A second embodiment of the apparatus 10 is also provided, wherein indicia (not shown) is placed on the base 90 of the apparatus 10 to indicate the varying focal length of the lenses.

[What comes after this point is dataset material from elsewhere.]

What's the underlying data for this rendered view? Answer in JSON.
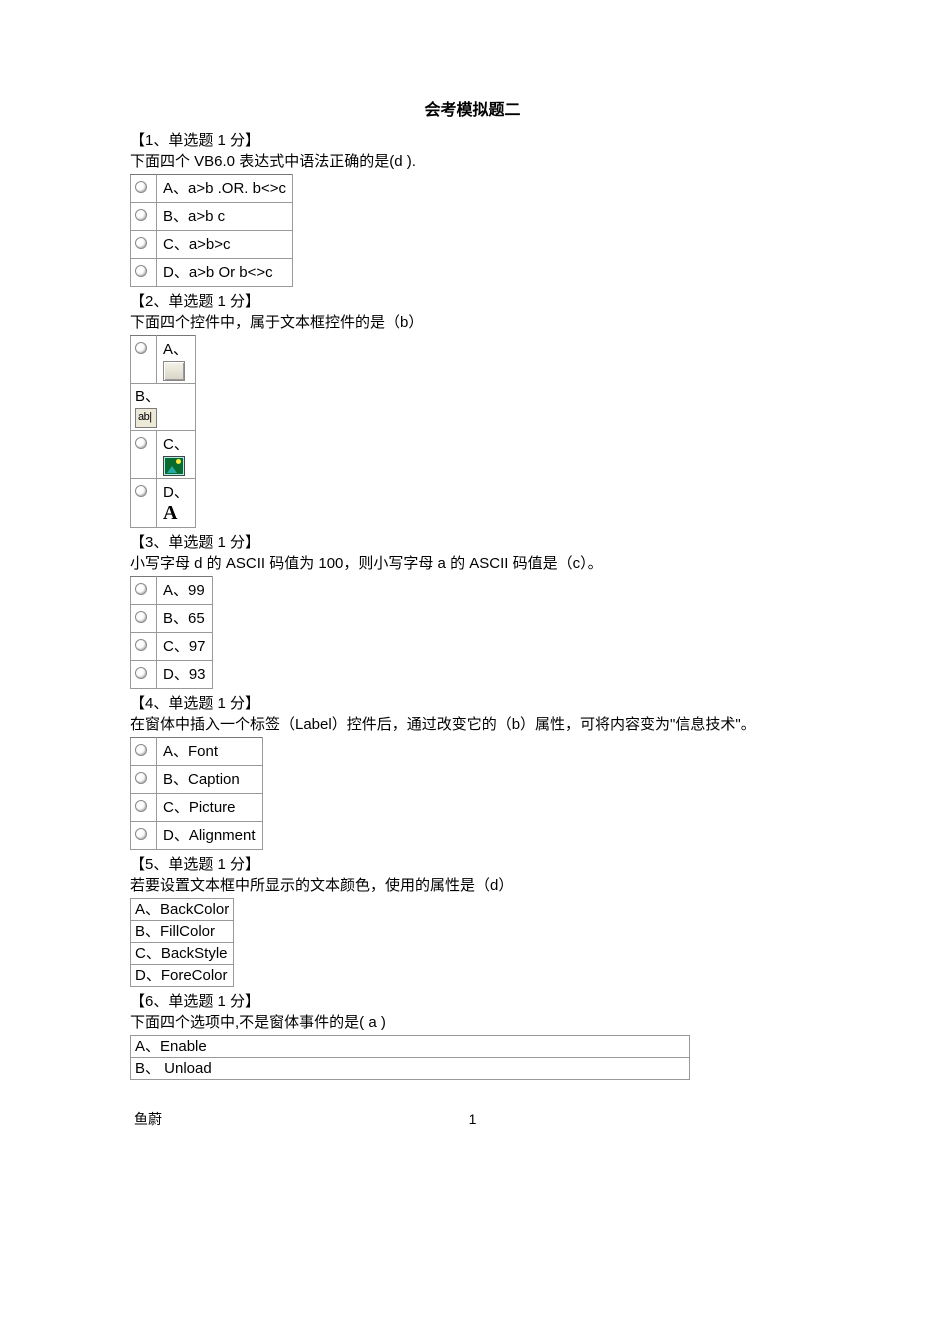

This can be used in lieu of or in combination with the bullet stops discussed earlier in this application.

It is to be understood that the present invention is not limited to the embodiments described above, but encompasses any and all embodiments within the scope of the following claims.

Patent Citations
Cited PatentFiling datePublication dateApplicantTitle
US1476621Jun 14, 1922Dec 4, 1923Alcuin E KintnerOptical demonstrating apparatus
US1722518Jul 5, 1927Jul 30, 1929American Optical CorpDisplay device
US1832603Aug 21, 1928Nov 17, 1931Witt HermannMechanical illustrator of the eye
US2136735Dec 8, 1937Nov 15, 1938Dunn John SVisualizing dioptermeter
US3177593Nov 5, 1962Apr 13, 1965American Home ProdEye display and viewer
US3905130May 1, 1974Sep 16, 1975Univ MiamiOphthalmological manikin with funduscopic eyeground presentation
US4943151Jun 23, 1989Jul 24, 1990The United States Of America As Represented By The Secretary Of The NavyScheiner-principle vernier optometer
US4997269 *Feb 28, 1990Mar 5, 1991The United States Of America As Represented By The Secretary Of The NavyScheiner-principle pocket optometer for self evaluation and bio-feedback accommodation training
US5221208Dec 4, 1990Jun 22, 1993Alexander William DTeaching aid
US5223866 *Dec 30, 1991Jun 29, 1993The United States Of America As Represented By The Secretary Of The NavySmall, simple and cost-effective scheiner-principle optometer with computer interface for automated assessment
US5450145 *Nov 4, 1992Sep 12, 1995Valentine; James M.Apparatus and method for testing visual focus control
DE3146023A1Nov 20, 1981May 26, 1983Klaus PfitznerModel for demonstrating the function of an eye, in particular the accommodation of the eye
DE4313031A1Apr 21, 1993Oct 27, 1994Bernhard Prof Dr LauModel eye
JPH02228688A Title not available
Referenced by
Citing PatentFiling datePublication dateApplicantTitle
US7413441Nov 22, 2005Aug 19, 2008Bigelow Mark JThree dimensional sarcomere teaching model
US20060199158 *Nov 22, 2005Sep 7, 2006Bigelow Mark JThree Dimensional Sarcomere Teaching Model
US20140234821 *Feb 13, 2014Aug 21, 2014Fehling Medical CorporationSimulator for simulation of surgical procedures, particularly in cardiac and thoracic surgery
CN102622934A *Mar 28, 2012Aug 1, 2012吉林大学Optical bench with vernier
CN104019126A *Jun 17, 2014Sep 3, 2014江南大学Guide track and sliding base
Classifications
U.S. Classification434/271, 351/245
International ClassificationG09B23/28
Cooperative ClassificationG09B23/28
European ClassificationG09B23/28
Legal Events
DateCodeEventDescription
Nov 11, 2004FPAYFee payment
Year of fee payment: 4
Dec 1, 2008REMIMaintenance fee reminder mailed
May 22, 2009LAPSLapse for failure to pay maintenance fees
Jul 14, 2009FPExpired due to failure to pay maintenance fee
Effective date: 20090522